- There are six questions I ask each student-athlete and then I end with a visual activity. These questions can be tailored to your school, but at SAVHS we use:
- Can you tell me about your best experiences in [sport name]?
- Can you tell me about your worst experiences in [sport name]?
- If you were the coach, what would you do to improve the program?
- How did it feel to be coached by Coach [name]?
- What did you think of this character education lessons?
- Is there anything else you would like to tell me?
For the final activity, I show each athlete a coaching continuum (shown below) and describe to them what transactional versus transformational coaching looks like. I then ask each athlete to plot her/his coach on this continuum. (I use a new, clean sheet for each athlete.) After averaging all of the students’ replies, I then make a final copy showing the athletes’ average response to give to the coach during our post-season meeting.
You can tailor the questions to your setting and priorities. Here’s a little background on the reasons for the questions we ask.
Question 1 and 2: These two questions are built from my dissertation research on athletes’ best and worst experiences in high school sports. I am continually amazed by the amount of rich information these two questions produce.
Question 3: The third question is worded in a way so it does not feel like it is about their coach, rather looking for ideas they would have to make the program better.

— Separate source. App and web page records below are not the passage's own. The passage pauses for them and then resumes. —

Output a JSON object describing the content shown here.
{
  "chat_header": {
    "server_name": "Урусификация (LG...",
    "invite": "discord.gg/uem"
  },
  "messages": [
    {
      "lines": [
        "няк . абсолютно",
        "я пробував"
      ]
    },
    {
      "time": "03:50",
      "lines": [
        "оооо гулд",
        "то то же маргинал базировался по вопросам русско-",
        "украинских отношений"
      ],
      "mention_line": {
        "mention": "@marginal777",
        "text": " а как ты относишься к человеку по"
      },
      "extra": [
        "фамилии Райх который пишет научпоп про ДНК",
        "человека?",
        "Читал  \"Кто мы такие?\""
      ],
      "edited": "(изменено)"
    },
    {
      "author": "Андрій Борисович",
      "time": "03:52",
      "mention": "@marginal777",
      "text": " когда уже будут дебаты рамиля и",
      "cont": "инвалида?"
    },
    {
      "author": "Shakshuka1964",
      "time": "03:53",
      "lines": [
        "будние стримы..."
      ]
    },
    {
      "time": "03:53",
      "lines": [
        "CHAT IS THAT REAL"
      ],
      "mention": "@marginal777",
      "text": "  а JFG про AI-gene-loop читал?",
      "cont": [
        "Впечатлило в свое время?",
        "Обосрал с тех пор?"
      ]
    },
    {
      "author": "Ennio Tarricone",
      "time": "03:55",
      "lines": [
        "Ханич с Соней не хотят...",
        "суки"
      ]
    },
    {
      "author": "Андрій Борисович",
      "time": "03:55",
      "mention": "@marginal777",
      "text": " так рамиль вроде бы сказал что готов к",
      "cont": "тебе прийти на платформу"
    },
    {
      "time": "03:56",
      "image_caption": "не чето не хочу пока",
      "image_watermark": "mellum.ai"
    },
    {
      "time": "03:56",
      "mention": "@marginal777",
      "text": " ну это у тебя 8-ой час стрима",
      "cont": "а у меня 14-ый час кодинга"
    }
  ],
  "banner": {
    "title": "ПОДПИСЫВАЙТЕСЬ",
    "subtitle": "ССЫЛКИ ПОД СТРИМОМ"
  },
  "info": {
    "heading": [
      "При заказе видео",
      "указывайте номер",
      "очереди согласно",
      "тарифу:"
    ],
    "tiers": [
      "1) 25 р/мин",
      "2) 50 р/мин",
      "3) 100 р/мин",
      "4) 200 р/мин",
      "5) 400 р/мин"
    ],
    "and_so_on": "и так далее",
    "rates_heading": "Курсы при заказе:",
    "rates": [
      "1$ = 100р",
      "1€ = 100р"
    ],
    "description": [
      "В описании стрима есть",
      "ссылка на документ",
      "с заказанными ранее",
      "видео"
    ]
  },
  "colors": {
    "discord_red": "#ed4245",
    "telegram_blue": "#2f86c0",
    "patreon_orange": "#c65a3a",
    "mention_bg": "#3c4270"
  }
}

Question 4: The fourth question is one of Joe Ehrmann’s big questions in his book InSideOut Coaching. Asking this question allows for great feedback to the coach about how it really does feel to be one of his/her athletes.

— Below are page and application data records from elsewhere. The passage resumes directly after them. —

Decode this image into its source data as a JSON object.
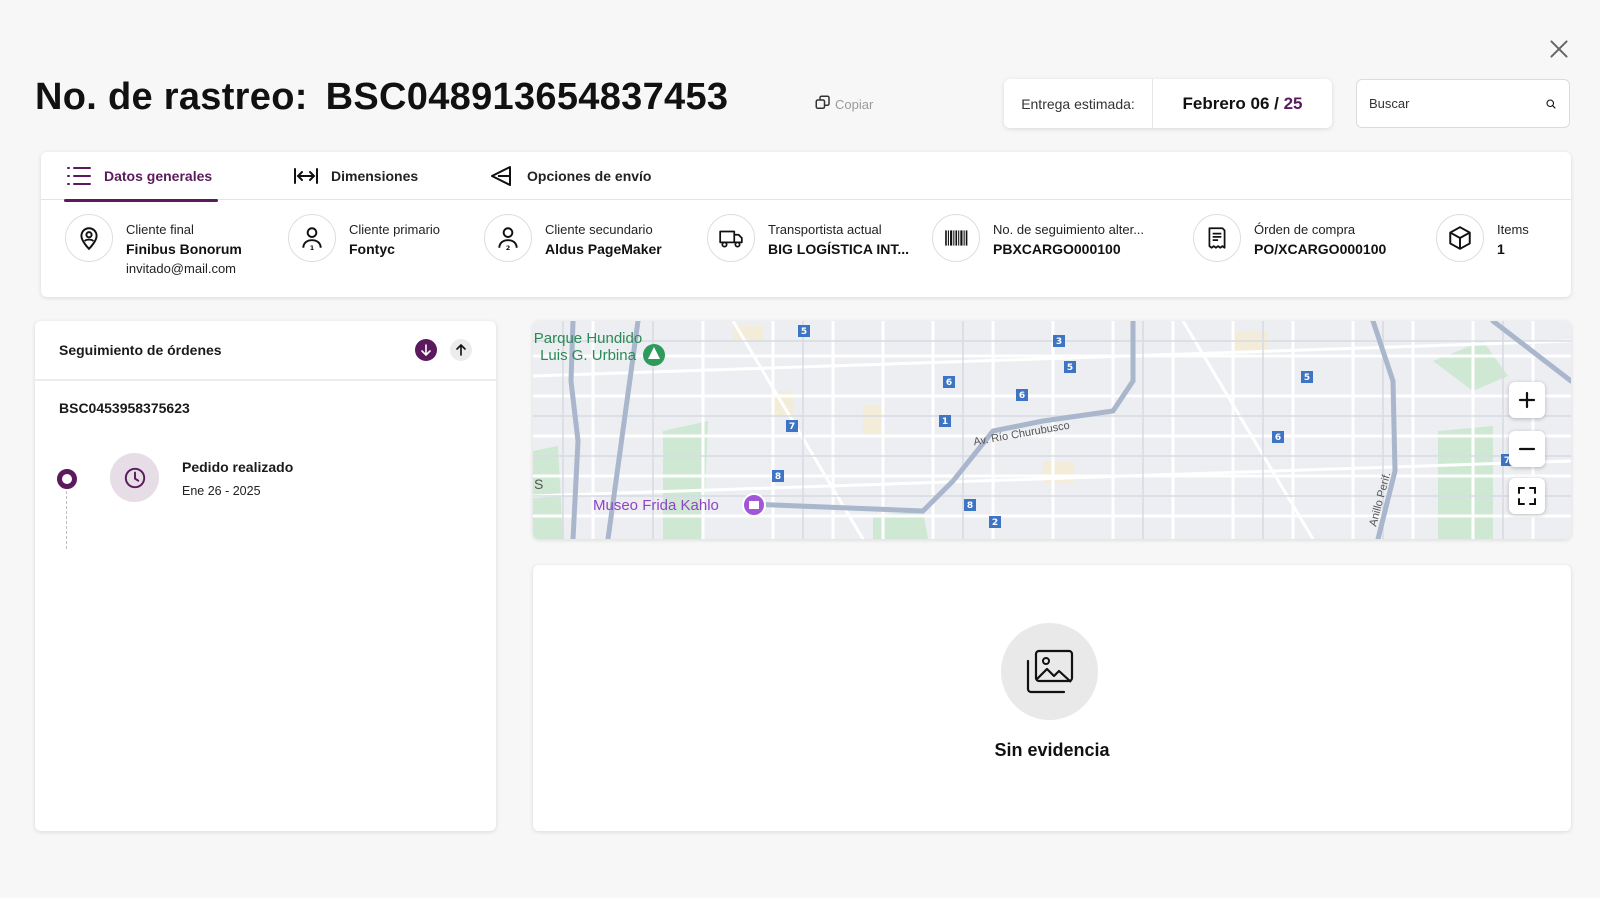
{
  "header": {
    "title_label": "No. de rastreo:",
    "tracking_number": "BSC0489136548374​53",
    "copy_label": "Copiar",
    "delivery_label": "Entrega estimada:",
    "delivery_date": "Febrero 06 /",
    "delivery_day": "25",
    "search_placeholder": "Buscar"
  },
  "tabs": [
    {
      "label": "Datos generales",
      "icon": "list-icon",
      "active": true
    },
    {
      "label": "Dimensiones",
      "icon": "dimensions-icon",
      "active": false
    },
    {
      "label": "Opciones de envío",
      "icon": "send-icon",
      "active": false
    }
  ],
  "fields": [
    {
      "label": "Cliente final",
      "value": "Finibus Bonorum",
      "sub": "invitado@mail.com",
      "icon": "location-pin-icon"
    },
    {
      "label": "Cliente primario",
      "value": "Fontyc",
      "icon": "user-1-icon"
    },
    {
      "label": "Cliente secundario",
      "value": "Aldus PageMaker",
      "icon": "user-2-icon"
    },
    {
      "label": "Transportista actual",
      "value": "BIG LOGÍSTICA INT...",
      "icon": "truck-icon"
    },
    {
      "label": "No. de seguimiento alter...",
      "value": "PBXCARGO000100",
      "icon": "barcode-icon"
    },
    {
      "label": "Órden de compra",
      "value": "PO/XCARGO000100",
      "icon": "receipt-icon"
    },
    {
      "label": "Items",
      "value": "1",
      "icon": "box-icon"
    }
  ],
  "tracking": {
    "title": "Seguimiento de órdenes",
    "order_number": "BSC0453958375623",
    "events": [
      {
        "title": "Pedido realizado",
        "date": "Ene 26 - 2025",
        "icon": "clock-icon"
      }
    ]
  },
  "map": {
    "labels": {
      "park": "Parque Hundido Luis G. Urbina",
      "museum": "Museo Frida Kahlo",
      "street": "Av. Río Churubusco",
      "street2": "Anillo Perif.",
      "edge": "S"
    },
    "route_markers": [
      "5",
      "3",
      "5",
      "6",
      "6",
      "1",
      "7",
      "8",
      "8",
      "2",
      "5",
      "6",
      "7"
    ]
  },
  "evidence": {
    "text": "Sin evidencia"
  },
  "colors": {
    "accent": "#5b1a5e",
    "background": "#f7f7f7"
  }
}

Question 5: The fifth question connects to our school’s character education efforts. At SAVHS we place a priority on building better people, not just better athletes. Each week our programs lead a lesson intended to focus on character development. I always enjoy asking athletes their thoughts about these lessons. It helps us improve our program and hone in on our future direction.
Question 6: The last question before asking athletes to plot their coach on the coaching continuum is open-ended. I want our athletes to have the ability to tell me anything they think their AD should be aware of, even if it is totally unrelated to my first questions.

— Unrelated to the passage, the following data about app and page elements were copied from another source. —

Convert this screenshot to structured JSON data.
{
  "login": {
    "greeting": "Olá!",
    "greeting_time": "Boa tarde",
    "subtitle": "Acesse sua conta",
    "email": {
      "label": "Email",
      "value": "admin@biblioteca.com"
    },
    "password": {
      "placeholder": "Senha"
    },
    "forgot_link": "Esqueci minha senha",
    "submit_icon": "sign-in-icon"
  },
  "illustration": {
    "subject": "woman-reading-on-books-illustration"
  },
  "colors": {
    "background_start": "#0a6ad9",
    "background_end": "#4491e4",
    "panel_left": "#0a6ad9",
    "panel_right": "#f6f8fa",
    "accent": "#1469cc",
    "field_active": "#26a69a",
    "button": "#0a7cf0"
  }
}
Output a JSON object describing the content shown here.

Final activity: The visual activity also comes from Ehrmann and InSideOut Coaching. It is another opportunity to discuss common language with our athletes and the results give the coach a very clear and quick understanding of how their athletes view them. Sometimes coaches have a very different perception of themselves versus what their athletes hear, see, and feel each day. This exercise is great for our athletes and provides important insight for our coaches.
Once done with the student exit interviews, I compile all the information from each student interview and create a final document I share with coaches at their post-season meeting. While it is important to remind our coaches the information is coming from the eyes of a teenager and that sometimes their reality is different from ours. Our coaches are very good about accepting the useful information from this feedback and incorporating the ideas into their coaching. This student feedback is consistently some of the best feedback they receive.
There is one other outcome worth mentioning. Through student exit interviews, you will gather a lot of great input about the great relationships and experiences coaches build and create. As we move the definition of success away from a win-at-all-costs mentality, the time spent and information gleaned gathering testimonials from student-athletes about how great a coach made them feel, how much they enjoyed their experiences, and that the coach truly is transformational, is worth its weight in gold!